From the Orient to Rome and back again. Religious flows and the expansion of oriental cults in the Roman Empire  

Coordination: Joachim Friedrich Quack, Christian Witschel  

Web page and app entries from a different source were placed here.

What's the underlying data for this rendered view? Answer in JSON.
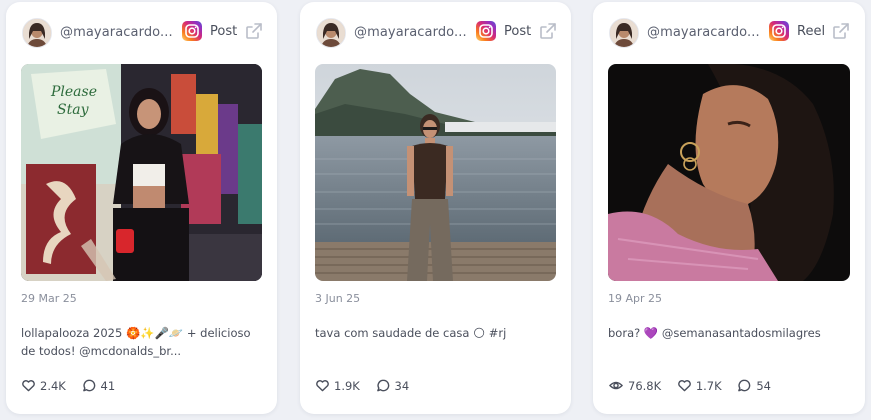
{
  "posts": [
    {
      "handle": "@mayaracardo...",
      "type": "Post",
      "date": "29 Mar 25",
      "caption": "lollapalooza 2025 🏵️✨🎤🪐 + delicioso de todos! @mcdonalds_br...",
      "likes": "2.4K",
      "comments": "41"
    },
    {
      "handle": "@mayaracardo...",
      "type": "Post",
      "date": "3 Jun 25",
      "caption": "tava com saudade de casa 🌕 #rj",
      "likes": "1.9K",
      "comments": "34"
    },
    {
      "handle": "@mayaracardo...",
      "type": "Reel",
      "date": "19 Apr 25",
      "caption": "bora? 💜 @semanasantadosmilagres",
      "views": "76.8K",
      "likes": "1.7K",
      "comments": "54"
    }
  ],
  "icons": {
    "platform": "instagram-icon",
    "external": "external-link-icon",
    "likes": "heart-icon",
    "comments": "comment-icon",
    "views": "eye-icon"
  },
  "colors": {
    "background": "#eef0f5",
    "card": "#ffffff",
    "muted_text": "#8a8f9c",
    "text": "#4a4f5c"
  }
}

The spread of so-called oriental cults within the Roman Empire is a singular phenomenon in the religious history of the ancient world that finds parallels in modern forms of religious flow from East to West. The way in which the Roman Empire took over foreign cults from the East and adapted them to its own religious needs formed a counter-current to the general direction of cultural influence in the Empire, from the politically stronger (i.e. Rome) to the East (i.e. Asia minor, Syria and Egypt), the process somewhat misleadingly termed ‘Romanization’. Should the success of these cults be seen in the context of a more general ‘orientalising’ trend throughout the Roman Empire in the 2nd and 3rd centuries AD? Does it represent a profound change or merely a new ‘fashion’? Our aim is to approach this phenomenon holistically and to evaluate it by applying to the ancient world recent insights about cultural flow in other eras. For this reason we have decided to pursue case studies of diverse regions. We will ask how ‘oriental’ these popular cults in the Roman Empire really were, how they related to their homelands, and how their original meaning was transformed (or not) during the transfer from East to West. We will try to reconstruct this transfer by looking to the agents responsible for it, but also to the changing linguistic and visual culture of the cults, both on their way west and during the process of their reimportation into the regions where they originated. 

Relief Isis im Tempel des Seti I. in Abydos, Photo by Svenja Nagel

We intend to study religious flow from the Eastern periphery of the Roman Empire to its centre and the transformations of the cults on five different levels:

1. Linguistic flows will be analyzed on the basis of the rich textual material (especially concerning the cult of Isis).
2. Visual flows will be analyzed on the basis of the pictorial documentation (many cultic and mythological scenes survive).
3. A closer look at the architecture and equipment of the many excavated sanctuaries will allow a reconstruction of cult practices and rituals.
4. At a more theoretical level, we will concern ourselves with reconstructing the process of transferring, adapting, or even ‘constructing’ oriental cults in the Roman world.
5. Further studies shall concern the regional or local setting of cultural contacts in which the transfer of cults took place.